First two Starlink demo satellites, called Tintin A & B, deployed and communicating to Earth stations pic.twitter.com/TfI53wHEtz
— Elon Musk (@elonmusk) February 22, 2018
In a deal struck with the United States Federal Communications Commission (FCC) this past March, Starlink was officially given permission to launch its first round of commercial satellites into orbit by the end of this year- under the conditions that SpaceX must launch at least 2,213 satellites into orbit by 2024, and the full payload of 4,225 by 2027. After this date, SpaceX has until 2033 to launch 3,759 more, and until 2036 to launch the full payload of 7,518. However, according to their original business plan, SpaceX intended to launch its first 400 satellites into orbit by the end of November 2018 – something which has obviously failed to happen.
As a result, at least for the time being, Elon Musk has started fund raising to help expedite getting his project off the ground. According to a report by the Wall Street Journal earlier today, December 18th 2018, Elon Musk is currently seeking $500 million dollars from international investors. According to the report, Musk is personally willing to stake over $10 billion dollars into the project himself over the course of the next decade, with stock experts projecting Starlink to eventually be worth over $30 billion dollars by the time it’s complete. As of today, Starlink stock is trading at $136 a share and Musk hopes to sell enough stock totaling $500 million to fund his first delivery of satellites into space.
Perhaps ominously though, not only has Starlink continually suffered from set back after set back over the years, but just earlier this week the President of DirectTV, another satellite based communications business, announced that the company will no longer be buying anymore satellites to invest in or grow their business in the future – with industry experts projecting the company itself to go out of business or bankrupt within the next 10 years. Ironically, DirectTV only has the rise of internet-based online streaming services to thank for its financial demise.

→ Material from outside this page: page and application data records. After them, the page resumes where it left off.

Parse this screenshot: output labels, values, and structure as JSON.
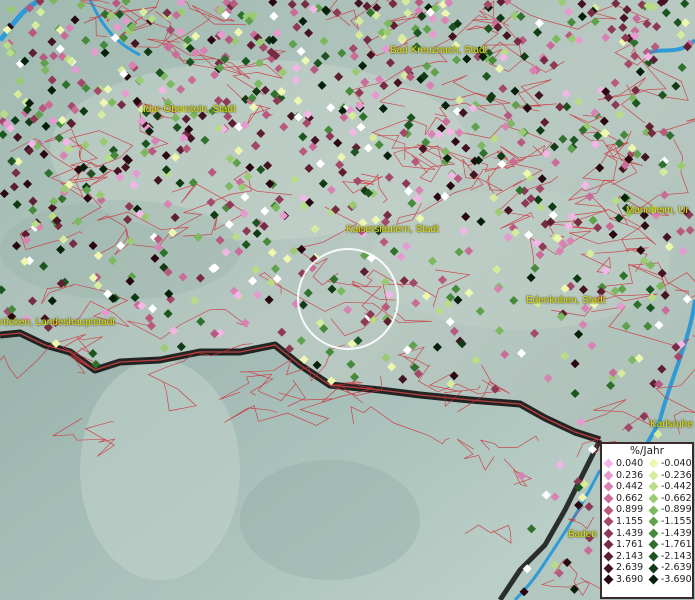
{
  "places": [
    {
      "name": "Bad Kreuznach, Stadt"
    },
    {
      "name": "Idar-Oberstein, Stadt"
    },
    {
      "name": "Kaiserslautern, Stadt"
    },
    {
      "name": "Mannheim, Ur"
    },
    {
      "name": "Edenkoben, Stadt"
    },
    {
      "name": "rücken, Landeshauptstadt"
    },
    {
      "name": "Karlsruhe"
    },
    {
      "name": "Baden"
    }
  ],
  "legend": {
    "title": "%/Jahr",
    "positive": [
      {
        "label": "0.040",
        "color": "#f4b6e6"
      },
      {
        "label": "0.236",
        "color": "#e79ad0"
      },
      {
        "label": "0.442",
        "color": "#d983b4"
      },
      {
        "label": "0.662",
        "color": "#c96d98"
      },
      {
        "label": "0.899",
        "color": "#b85a80"
      },
      {
        "label": "1.155",
        "color": "#a34a6a"
      },
      {
        "label": "1.439",
        "color": "#8e3a56"
      },
      {
        "label": "1.761",
        "color": "#782c44"
      },
      {
        "label": "2.143",
        "color": "#5f1f32"
      },
      {
        "label": "2.639",
        "color": "#451322"
      },
      {
        "label": "3.690",
        "color": "#2a0812"
      }
    ],
    "negative": [
      {
        "label": "-0.040",
        "color": "#eef7b0"
      },
      {
        "label": "-0.236",
        "color": "#d6ec9c"
      },
      {
        "label": "-0.442",
        "color": "#b9dd86"
      },
      {
        "label": "-0.662",
        "color": "#9acb72"
      },
      {
        "label": "-0.899",
        "color": "#7cb85e"
      },
      {
        "label": "-1.155",
        "color": "#5fa24b"
      },
      {
        "label": "-1.439",
        "color": "#468a3b"
      },
      {
        "label": "-1.761",
        "color": "#2f712c"
      },
      {
        "label": "-2.143",
        "color": "#1d5520"
      },
      {
        "label": "-2.639",
        "color": "#103b14"
      },
      {
        "label": "-3.690",
        "color": "#05210a"
      }
    ]
  }
}
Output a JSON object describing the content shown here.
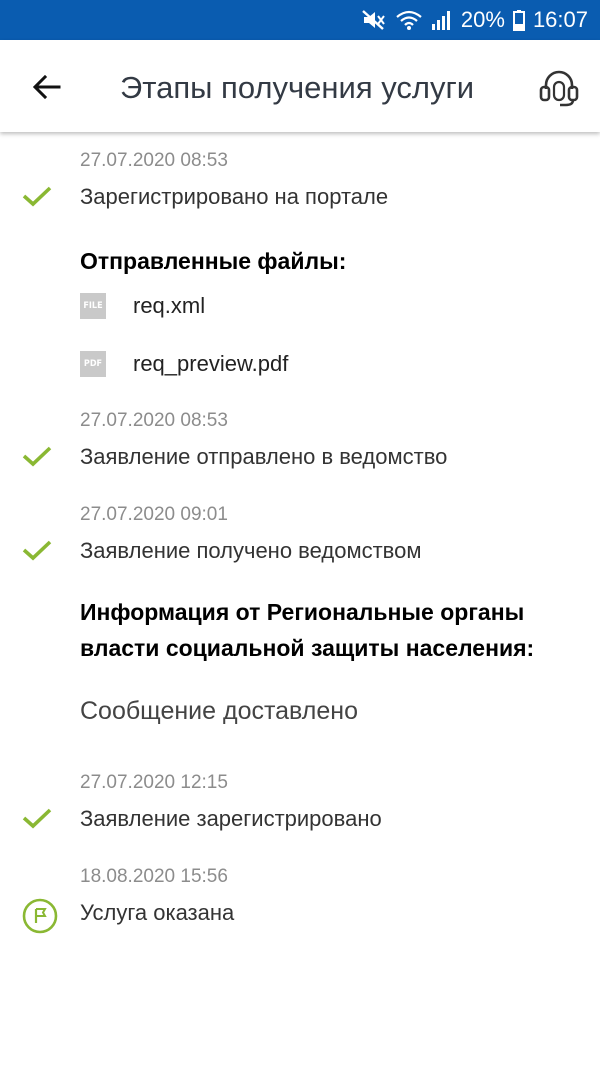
{
  "status_bar": {
    "battery_percent": "20%",
    "time": "16:07"
  },
  "header": {
    "title": "Этапы получения услуги"
  },
  "colors": {
    "status_bar": "#0a5cb0",
    "check": "#8ab833",
    "date_text": "#8c8c8c"
  },
  "steps": [
    {
      "date": "27.07.2020 08:53",
      "label": "Зарегистрировано на портале",
      "icon": "check-icon"
    },
    {
      "date": "27.07.2020 08:53",
      "label": "Заявление отправлено в ведомство",
      "icon": "check-icon"
    },
    {
      "date": "27.07.2020 09:01",
      "label": "Заявление получено ведомством",
      "icon": "check-icon"
    },
    {
      "date": "27.07.2020 12:15",
      "label": "Заявление зарегистрировано",
      "icon": "check-icon"
    },
    {
      "date": "18.08.2020 15:56",
      "label": "Услуга оказана",
      "icon": "flag-icon"
    }
  ],
  "files_section": {
    "title": "Отправленные файлы:",
    "files": [
      {
        "type": "FILE",
        "name": "req.xml"
      },
      {
        "type": "PDF",
        "name": "req_preview.pdf"
      }
    ]
  },
  "info_section": {
    "title_line1": "Информация от Региональные органы",
    "title_line2": "власти социальной защиты населения:",
    "message": "Сообщение доставлено"
  }
}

Lastly, believe it or not, dating back to 2015 Mark Zuckerberg was actually the first entrepreneur to attempt to bring broadband speed internet service via satellite. However, following SpaceX’s explosion on the runway in 2016, which was set to deliver Zuckerberg’s satellites into orbit, the project was put on hold. Not only this, but a few months before the incident international authorities ruled Facebook’s free internet initiative violation of Net Neutrality laws and as a result of both incidents, both projects were abandoned entirely.
I only bring this up because Zuckerberg hired SpaceX to deliver his satellites into orbit, and he proceeded to lose close to $100 million dollars for doing so. With this in mind, whose to say that Elon Musk’s Starlink project might not too suffer from a similar tragedy one day just as well? Unfortunately, just as with Space Belt, while Starlink remains a fascinating, revolutionary and ingenious idea, it still nothing more than just a theory at this point – 3 years after the fact.